No classical scholar comparable to August Boeckh or Gottfried Hermann or to Richard Porson arose in Russia between 1700-1855. Rostovtzeff, by far the most widely known Russian classical scholar and himself driven into exile from his own country, would be born in 1870. Nor were resident Germans of the calibre of August Nauck or Lucian Mueller, yet there. These were men whose work could not be ignored no matter where they lived. Their careers will be chronicled in the promised second volume (1855-1995). The most important chapter here for classicists is 'Diamonds for Scholarship: the birth of Altphilologie in Russia.' There are remarks on J. G. Ernesti but Wes stresses the role of Goettingen (there was no university at Berlin before 1809) and especially C. G. Heyne,(2) the teacher of F. A. Wolf. The most important figure by far in the book for classicists is Christian Friedrich Matthaei (1744-1811), student of Ernesti at Leipzig. Why?
Certainly the greatest single contribution to classical scholarship that emerged from Russia during the period treated by Wes was the discovery of the Homeric Hymn to Demeter, first published by Ruhnken 1780-82. Ruhnken had purchased the MS Leidensis BPG 33H from Christian Friedrich Matthaei. Unfortunately Wes is vague precisely where precision is needed. He writes (p. 77) 'Matthaei sent him [sc. Ruhnken] a copy of the manuscript of the Homeric Hymn to Demeter (the only surviving manuscript of this hymn)...' His source may be Sandys (HCS Vol. 2 p. 460): 'a transcript.' But it was not a copy. It was the codex Mosquensis itself that Matthaei sold Ruhnken.(3) The controversy concerns whether Matthaei himself had first purchased the codex from the Moscow Imperial Archive and legally exported it or did he steal it. Wilamowitz (Geschichte Vol. 3 p. 40) is clear. It was gestohlen. His view presumably derives from 0. von Gebhardt, which is accepted implicitly by N.J. Richardson and others.(4) Wes (p. 77 n. 16) considers the allegation 'ill-based.' But he provides no evidence for the honesty of Matthaei other than that the Russians would not have gone to such trouble to lure a thief back. Cras credam. The whole matter deserves more careful investigation. I should have liked far more too on Matthaei's publication of the forged Sophocles, Clytemnestra, in 1805. We are given only the most tantalizing details (pp. 68, 80, 103, 125). Was Matthaei taken in by a Byzantine composition or was he himself the forger? K. L. Struve in 1807 (aet. 22) 'conclusively demonstrated that Matthaei's Clytemnestra could not possibly be by Sophocles.' By whom did Struve think it was? Radt on Sophocles frr. 334-335 is mute.
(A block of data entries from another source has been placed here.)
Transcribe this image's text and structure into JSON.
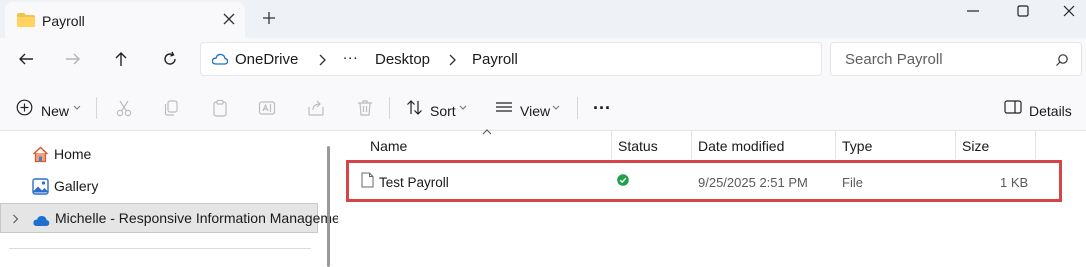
{
  "window": {
    "tab_title": "Payroll",
    "controls": {
      "minimize": "minimize-icon",
      "maximize": "maximize-icon",
      "close": "close-icon"
    }
  },
  "address_bar": {
    "breadcrumb": [
      "OneDrive",
      "...",
      "Desktop",
      "Payroll"
    ],
    "search_placeholder": "Search Payroll"
  },
  "toolbar": {
    "new_label": "New",
    "sort_label": "Sort",
    "view_label": "View",
    "more_label": "...",
    "details_label": "Details"
  },
  "sidebar": {
    "items": [
      {
        "label": "Home",
        "icon": "home-icon"
      },
      {
        "label": "Gallery",
        "icon": "gallery-icon"
      },
      {
        "label": "Michelle - Responsive Information Manageme",
        "icon": "onedrive-cloud-icon",
        "selected": true
      }
    ]
  },
  "file_list": {
    "columns": [
      "Name",
      "Status",
      "Date modified",
      "Type",
      "Size"
    ],
    "rows": [
      {
        "name": "Test Payroll",
        "status": "synced",
        "date_modified": "9/25/2025 2:51 PM",
        "type": "File",
        "size": "1 KB"
      }
    ]
  },
  "colors": {
    "titlebar_bg": "#eef1f6",
    "highlight_border": "#d64545",
    "status_ok": "#22a04b",
    "folder_yellow": "#f2c24d",
    "accent_blue": "#1f6fd1"
  }
}
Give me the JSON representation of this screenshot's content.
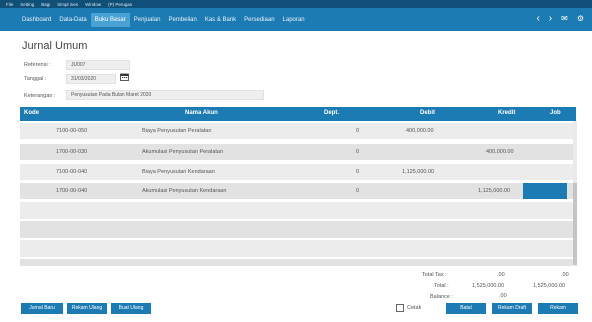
{
  "topbar": {
    "items": [
      "File",
      "Setting",
      "Bagi",
      "Simpl ines",
      "Window",
      "(P) Perugas"
    ]
  },
  "menubar": {
    "items": [
      "Dashboard",
      "Data-Data",
      "Buku Besar",
      "Penjualan",
      "Pembelian",
      "Kas & Bank",
      "Persediaan",
      "Laporan"
    ],
    "active_index": 2,
    "nav_prev": "‹",
    "nav_next": "›",
    "mail_icon": "✉",
    "settings_icon": "⚙"
  },
  "page_title": "Jurnal Umum",
  "form": {
    "referensi_label": "Referensi :",
    "referensi_value": "JU007",
    "tanggal_label": "Tanggal :",
    "tanggal_value": "31/03/2020",
    "keterangan_label": "Keterangan :",
    "keterangan_value": "Penyusutan Pada Bulan Maret 2020"
  },
  "table": {
    "headers": {
      "kode": "Kode",
      "nama_akun": "Nama Akun",
      "dept": "Dept.",
      "debit": "Debit",
      "kredit": "Kredit",
      "job": "Job"
    },
    "rows": [
      {
        "kode": "7100-00-050",
        "nama": "Biaya Penyusutan Peralatan",
        "dept": "0",
        "debit": "400,000.00",
        "kredit": ""
      },
      {
        "kode": "1700-00-030",
        "nama": "Akumulasi Penyusutan Peralatan",
        "dept": "0",
        "debit": "",
        "kredit": "400,000.00"
      },
      {
        "kode": "7100-00-040",
        "nama": "Biaya Penyusutan Kendaraan",
        "dept": "0",
        "debit": "1,125,000.00",
        "kredit": ""
      },
      {
        "kode": "1700-00-040",
        "nama": "Akumulasi Penyusutan Kendaraan",
        "dept": "0",
        "debit": "",
        "kredit": "1,125,000.00"
      }
    ],
    "empty_rows": 4
  },
  "totals": {
    "total_tax_label": "Total Tax :",
    "total_tax_debit": ".00",
    "total_tax_kredit": ".00",
    "total_label": "Total :",
    "total_debit": "1,525,000.00",
    "total_kredit": "1,525,000.00",
    "balance_label": "Balance :",
    "balance_value": ".00"
  },
  "buttons": {
    "jurnal_baru": "Jurnal Baru",
    "rekam_ulang": "Rekam Ulang",
    "buat_ulang": "Buat Ulang",
    "cetak": "Cetak",
    "batal": "Batal",
    "rekam_draft": "Rekam Draft",
    "rekam": "Rekam"
  },
  "colors": {
    "header_blue": "#1d7bb4",
    "topbar_blue": "#0f4f78",
    "active_tab": "#4aa1d3",
    "selected_cell": "#1d7bb4"
  }
}
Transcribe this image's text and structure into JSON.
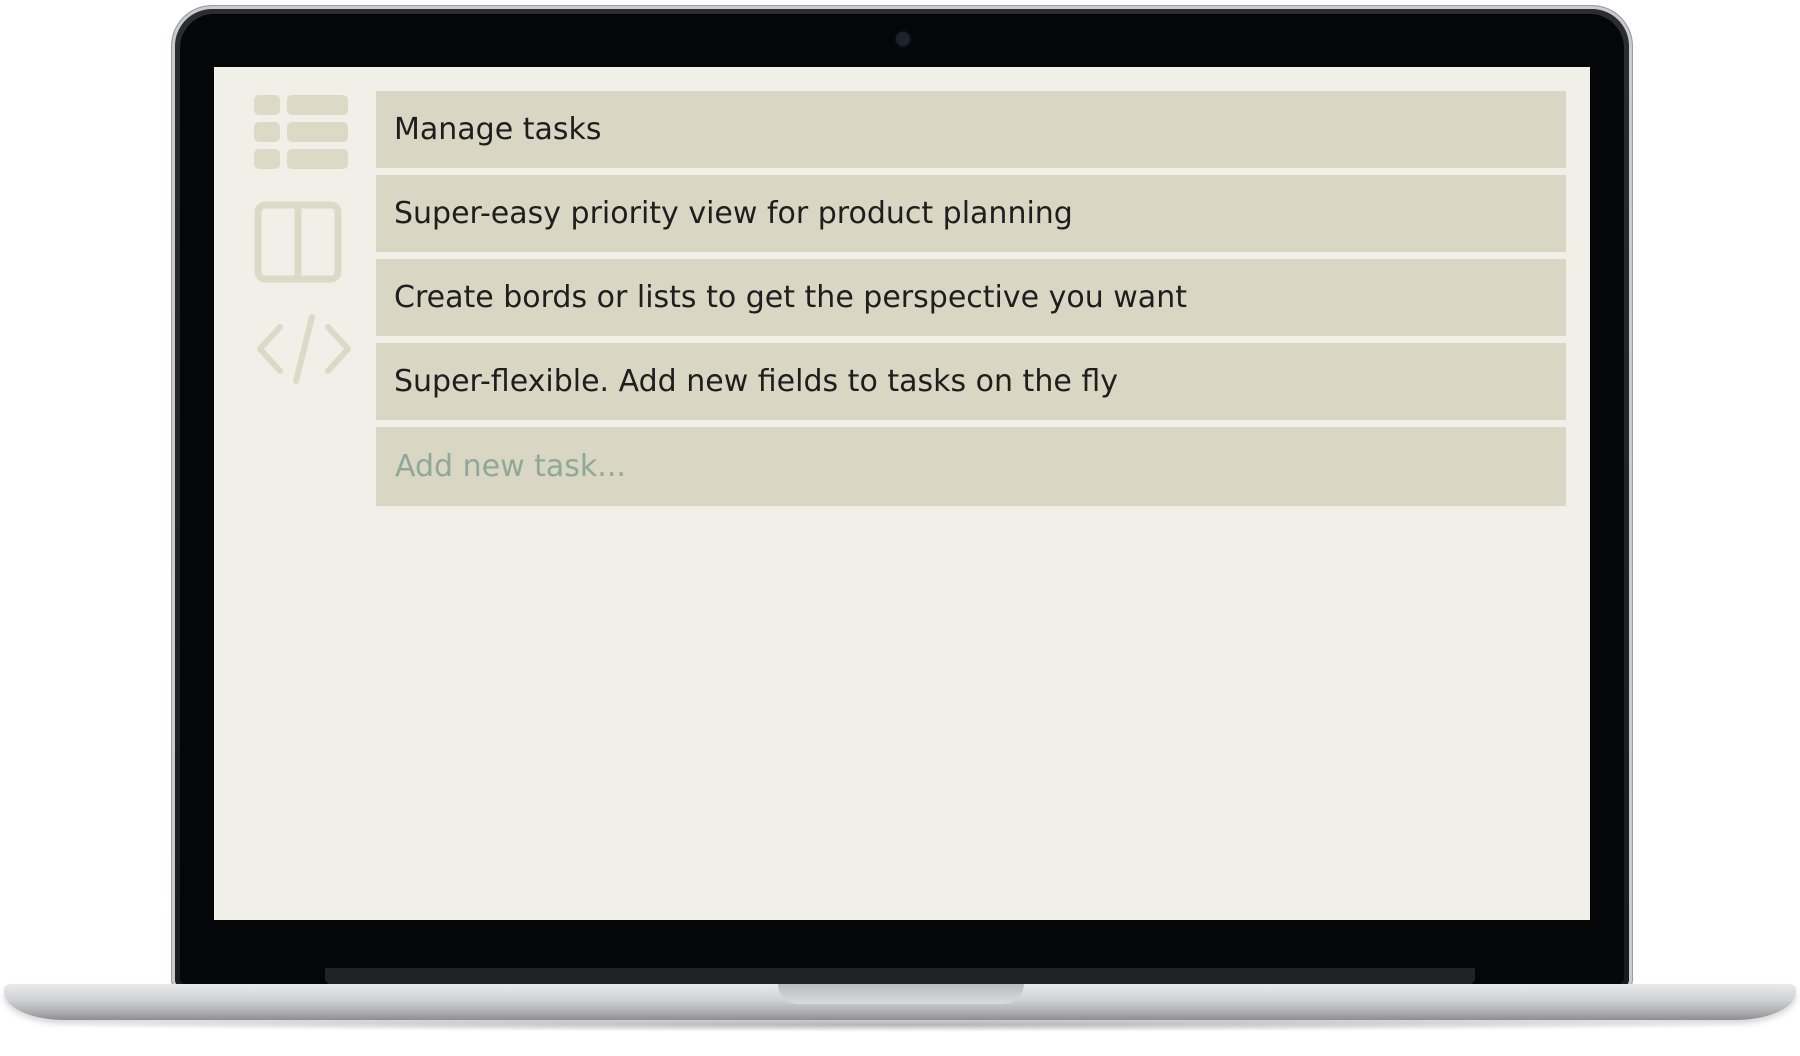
{
  "tasks": [
    {
      "label": "Manage tasks"
    },
    {
      "label": "Super-easy priority view for product planning"
    },
    {
      "label": "Create bords or lists to get the perspective you want"
    },
    {
      "label": "Super-flexible. Add new fields to tasks on the fly"
    }
  ],
  "new_task": {
    "placeholder": "Add new task...",
    "value": ""
  },
  "sidebar": {
    "icons": [
      "list-view-icon",
      "board-view-icon",
      "code-icon"
    ]
  },
  "colors": {
    "screen_bg": "#f1f0e8",
    "task_bg": "#d9d6c3",
    "icon": "#dcd9c7",
    "placeholder": "#8fa899"
  }
}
Indeed a monograph on Matthaei would be welcomed. He was a complex man of great intelligence, who made a permanent contribution. He deserves more attention. This is just one fascinating detail in a consistently stimulating book. I urge reading it.
(1) See Marinus A. Wes, 'Michael Rostovtzeff, Historian in Exile: Russian Roots in an American Context,' Historia Einzelschriften 65 (Stuttgart 1990) with the reviews of W. M. Calder III, BMCR 2 (1991) 156-162 and Brent D. Shaw, JRS 82 (1992) 216-228.
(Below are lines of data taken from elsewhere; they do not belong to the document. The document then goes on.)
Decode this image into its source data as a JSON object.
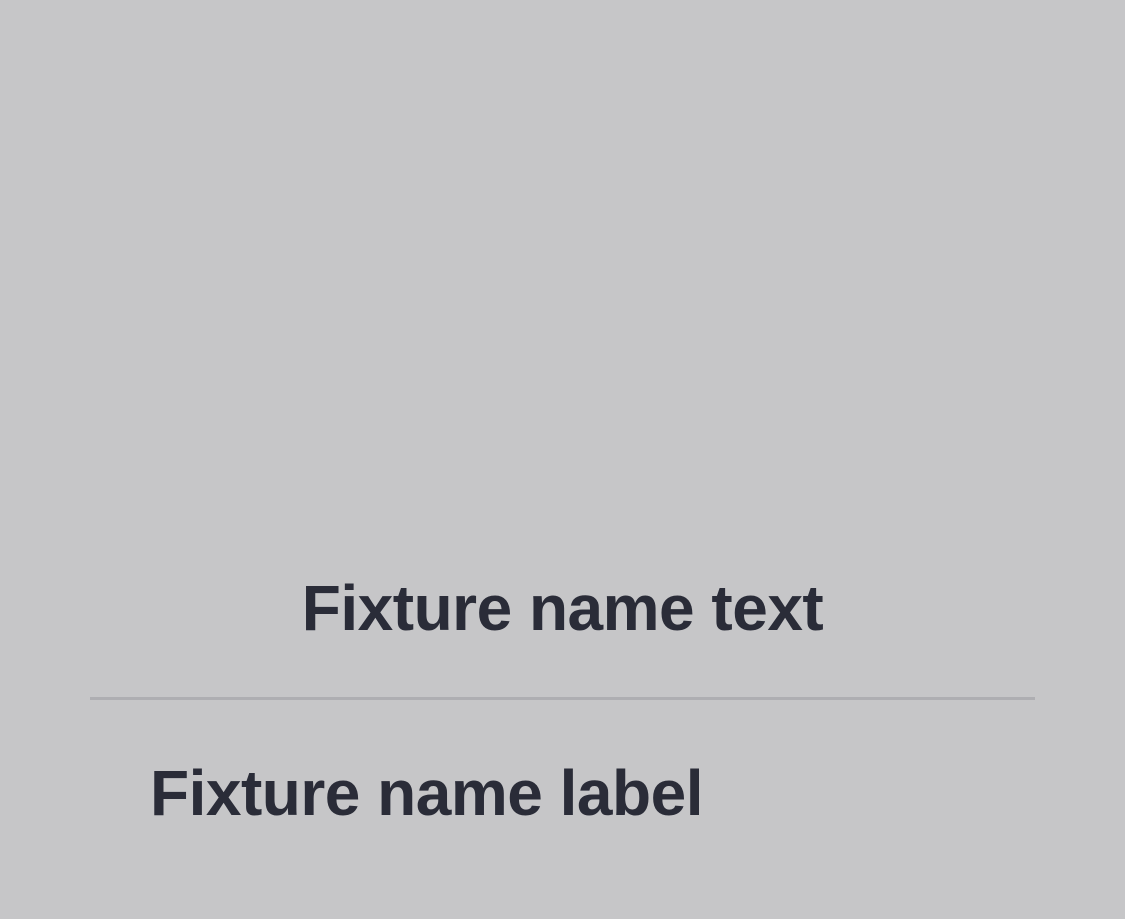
{
  "fixture": {
    "name_text": "Fixture name text",
    "name_label": "Fixture name label"
  },
  "colors": {
    "background": "#c6c6c8",
    "text": "#2a2c38",
    "divider": "#aeaeb2"
  }
}
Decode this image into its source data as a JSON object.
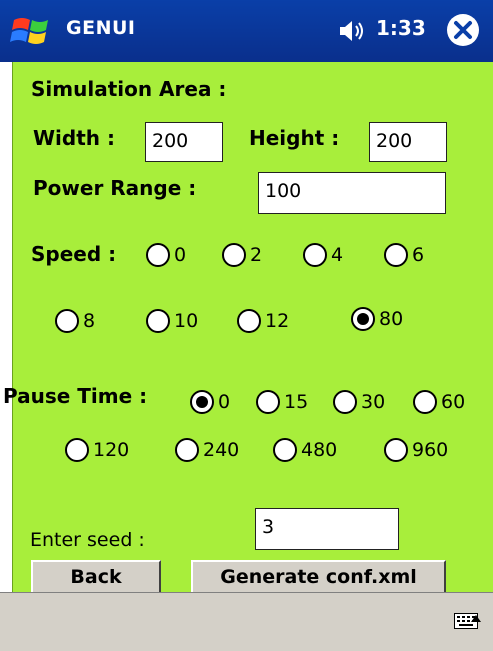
{
  "title_bar": {
    "app_title": "GENUI",
    "time": "1:33",
    "icons": [
      "windows-start-icon",
      "speaker-icon",
      "close-icon"
    ]
  },
  "form": {
    "simulation_area_label": "Simulation Area :",
    "width_label": "Width :",
    "width_value": "200",
    "height_label": "Height :",
    "height_value": "200",
    "power_range_label": "Power Range :",
    "power_range_value": "100",
    "speed_label": "Speed :",
    "speed_options": [
      {
        "label": "0",
        "selected": false
      },
      {
        "label": "2",
        "selected": false
      },
      {
        "label": "4",
        "selected": false
      },
      {
        "label": "6",
        "selected": false
      },
      {
        "label": "8",
        "selected": false
      },
      {
        "label": "10",
        "selected": false
      },
      {
        "label": "12",
        "selected": false
      },
      {
        "label": "80",
        "selected": true
      }
    ],
    "pause_time_label": "Pause Time :",
    "pause_options": [
      {
        "label": "0",
        "selected": true
      },
      {
        "label": "15",
        "selected": false
      },
      {
        "label": "30",
        "selected": false
      },
      {
        "label": "60",
        "selected": false
      },
      {
        "label": "120",
        "selected": false
      },
      {
        "label": "240",
        "selected": false
      },
      {
        "label": "480",
        "selected": false
      },
      {
        "label": "960",
        "selected": false
      }
    ],
    "seed_label": "Enter seed :",
    "seed_value": "3",
    "back_button": "Back",
    "generate_button": "Generate conf.xml"
  },
  "menu_bar": {
    "icons": [
      "keyboard-icon",
      "up-arrow-icon"
    ]
  },
  "colors": {
    "title_bar": "#0a3fa8",
    "form_background": "#a8ee3b",
    "menu_bar": "#d4d0c8"
  }
}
(2) Add to p. 87 n. 32: Norbert Kamp et al., Der Vormann der Georgia Augusta: Christian Gottlob Heyne zum 250. Geburtstag (Göttingen 1980).
(3) See Allen-Halliday-Sikes, The Homeric Hymns (Oxford 1936) xviii and P. S. Breuning, De hymnorum homericorum memoria (Utrecht 1929) 53-58.
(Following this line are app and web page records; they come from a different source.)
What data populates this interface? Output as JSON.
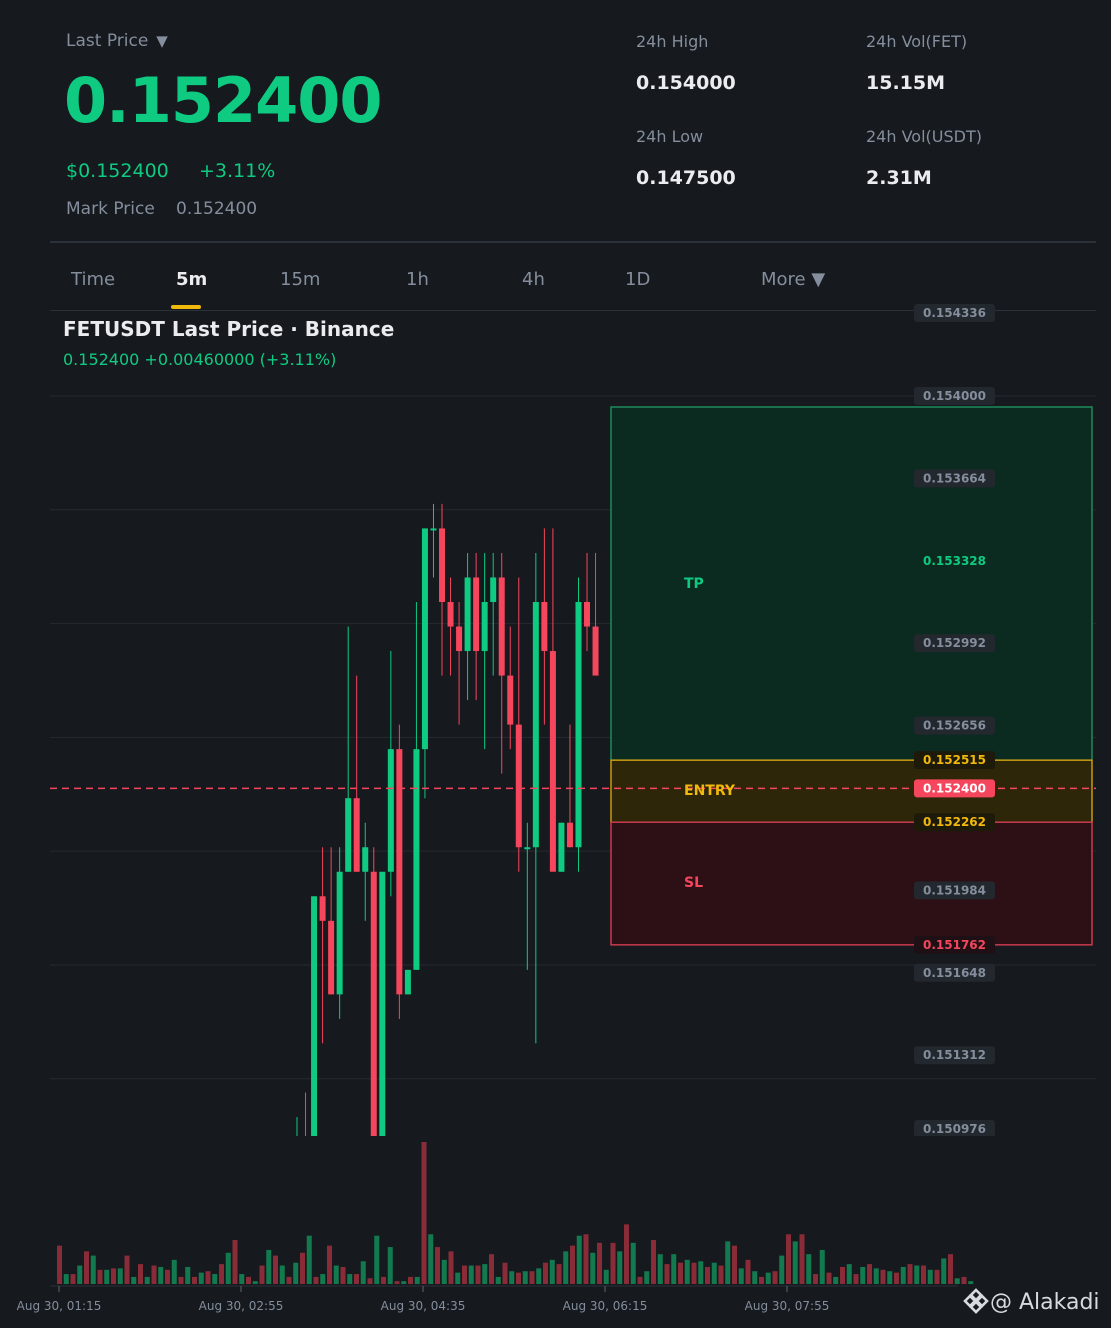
{
  "header": {
    "last_price_label": "Last Price",
    "caret": "▼",
    "last_price": "0.152400",
    "usd_price": "$0.152400",
    "change_pct": "+3.11%",
    "mark_price_label": "Mark Price",
    "mark_price": "0.152400"
  },
  "stats": [
    {
      "label": "24h High",
      "value": "0.154000"
    },
    {
      "label": "24h Vol(FET)",
      "value": "15.15M"
    },
    {
      "label": "24h Low",
      "value": "0.147500"
    },
    {
      "label": "24h Vol(USDT)",
      "value": "2.31M"
    }
  ],
  "tabs": [
    {
      "label": "Time",
      "active": false
    },
    {
      "label": "5m",
      "active": true
    },
    {
      "label": "15m",
      "active": false
    },
    {
      "label": "1h",
      "active": false
    },
    {
      "label": "4h",
      "active": false
    },
    {
      "label": "1D",
      "active": false
    },
    {
      "label": "More ▼",
      "active": false
    }
  ],
  "chart_title": "FETUSDT Last Price · Binance",
  "chart_subtitle": "0.152400  +0.00460000 (+3.11%)",
  "colors": {
    "up": "#0ecb81",
    "down": "#f6465d",
    "entry": "#f0b90b",
    "background": "#16191e",
    "text_muted": "#848e9c"
  },
  "brand": {
    "icon": "binance-logo-icon",
    "text": "@ Alakadi"
  },
  "chart_data": {
    "type": "candlestick",
    "title": "FETUSDT Last Price · Binance",
    "interval": "5m",
    "ylim": [
      0.15087,
      0.15455
    ],
    "y_ticks": [
      "0.154336",
      "0.154000",
      "0.153664",
      "0.153328",
      "0.152992",
      "0.152656",
      "0.152515",
      "0.152400",
      "0.152262",
      "0.151984",
      "0.151762",
      "0.151648",
      "0.151312",
      "0.150976"
    ],
    "x_ticks": [
      "Aug 30, 01:15",
      "Aug 30, 02:55",
      "Aug 30, 04:35",
      "Aug 30, 06:15",
      "Aug 30, 07:55"
    ],
    "levels": {
      "tp": {
        "label": "TP",
        "value": 0.154
      },
      "entry": {
        "label": "ENTRY",
        "value": 0.152515,
        "lower": 0.152262
      },
      "sl": {
        "label": "SL",
        "value": 0.151762
      },
      "last": 0.1524
    },
    "candles": [
      {
        "o": 0.15096,
        "h": 0.15106,
        "l": 0.15096,
        "c": 0.15098
      },
      {
        "o": 0.15098,
        "h": 0.15116,
        "l": 0.15092,
        "c": 0.15092
      },
      {
        "o": 0.15096,
        "h": 0.15196,
        "l": 0.15096,
        "c": 0.15196
      },
      {
        "o": 0.15196,
        "h": 0.15216,
        "l": 0.15136,
        "c": 0.15186
      },
      {
        "o": 0.15186,
        "h": 0.15216,
        "l": 0.15156,
        "c": 0.15156
      },
      {
        "o": 0.15156,
        "h": 0.15216,
        "l": 0.15146,
        "c": 0.15206
      },
      {
        "o": 0.15206,
        "h": 0.15306,
        "l": 0.15206,
        "c": 0.15236
      },
      {
        "o": 0.15236,
        "h": 0.15286,
        "l": 0.15206,
        "c": 0.15206
      },
      {
        "o": 0.15206,
        "h": 0.15226,
        "l": 0.15186,
        "c": 0.15216
      },
      {
        "o": 0.15206,
        "h": 0.15216,
        "l": 0.15096,
        "c": 0.15096
      },
      {
        "o": 0.15096,
        "h": 0.15176,
        "l": 0.15096,
        "c": 0.15206
      },
      {
        "o": 0.15206,
        "h": 0.15296,
        "l": 0.15196,
        "c": 0.15256
      },
      {
        "o": 0.15256,
        "h": 0.15266,
        "l": 0.15146,
        "c": 0.15156
      },
      {
        "o": 0.15156,
        "h": 0.15166,
        "l": 0.15156,
        "c": 0.15166
      },
      {
        "o": 0.15166,
        "h": 0.15316,
        "l": 0.15166,
        "c": 0.15256
      },
      {
        "o": 0.15256,
        "h": 0.15346,
        "l": 0.15236,
        "c": 0.15346
      },
      {
        "o": 0.15346,
        "h": 0.15356,
        "l": 0.15326,
        "c": 0.15346
      },
      {
        "o": 0.15346,
        "h": 0.15356,
        "l": 0.15286,
        "c": 0.15316
      },
      {
        "o": 0.15316,
        "h": 0.15326,
        "l": 0.15286,
        "c": 0.15306
      },
      {
        "o": 0.15306,
        "h": 0.15316,
        "l": 0.15266,
        "c": 0.15296
      },
      {
        "o": 0.15296,
        "h": 0.15336,
        "l": 0.15276,
        "c": 0.15326
      },
      {
        "o": 0.15326,
        "h": 0.15336,
        "l": 0.15276,
        "c": 0.15296
      },
      {
        "o": 0.15296,
        "h": 0.15336,
        "l": 0.15256,
        "c": 0.15316
      },
      {
        "o": 0.15316,
        "h": 0.15336,
        "l": 0.15286,
        "c": 0.15326
      },
      {
        "o": 0.15326,
        "h": 0.15336,
        "l": 0.15246,
        "c": 0.15286
      },
      {
        "o": 0.15286,
        "h": 0.15306,
        "l": 0.15256,
        "c": 0.15266
      },
      {
        "o": 0.15266,
        "h": 0.15326,
        "l": 0.15206,
        "c": 0.15216
      },
      {
        "o": 0.15216,
        "h": 0.15226,
        "l": 0.15166,
        "c": 0.15216
      },
      {
        "o": 0.15216,
        "h": 0.15336,
        "l": 0.15136,
        "c": 0.15316
      },
      {
        "o": 0.15316,
        "h": 0.15346,
        "l": 0.15266,
        "c": 0.15296
      },
      {
        "o": 0.15296,
        "h": 0.15346,
        "l": 0.15246,
        "c": 0.15206
      },
      {
        "o": 0.15206,
        "h": 0.15226,
        "l": 0.15206,
        "c": 0.15226
      },
      {
        "o": 0.15226,
        "h": 0.15266,
        "l": 0.15216,
        "c": 0.15216
      },
      {
        "o": 0.15216,
        "h": 0.15326,
        "l": 0.15206,
        "c": 0.15316
      },
      {
        "o": 0.15316,
        "h": 0.15336,
        "l": 0.15296,
        "c": 0.15306
      },
      {
        "o": 0.15306,
        "h": 0.15336,
        "l": 0.15296,
        "c": 0.15286
      }
    ],
    "volume": {
      "ymax": 100
    }
  }
}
(4) 0. von Gebhardt, Centralblatt für Bibliothekwesen 15 (1898) 442-458; N.J. Richardson, The Homeric Hymn to Demeter (Oxford 1974) 66.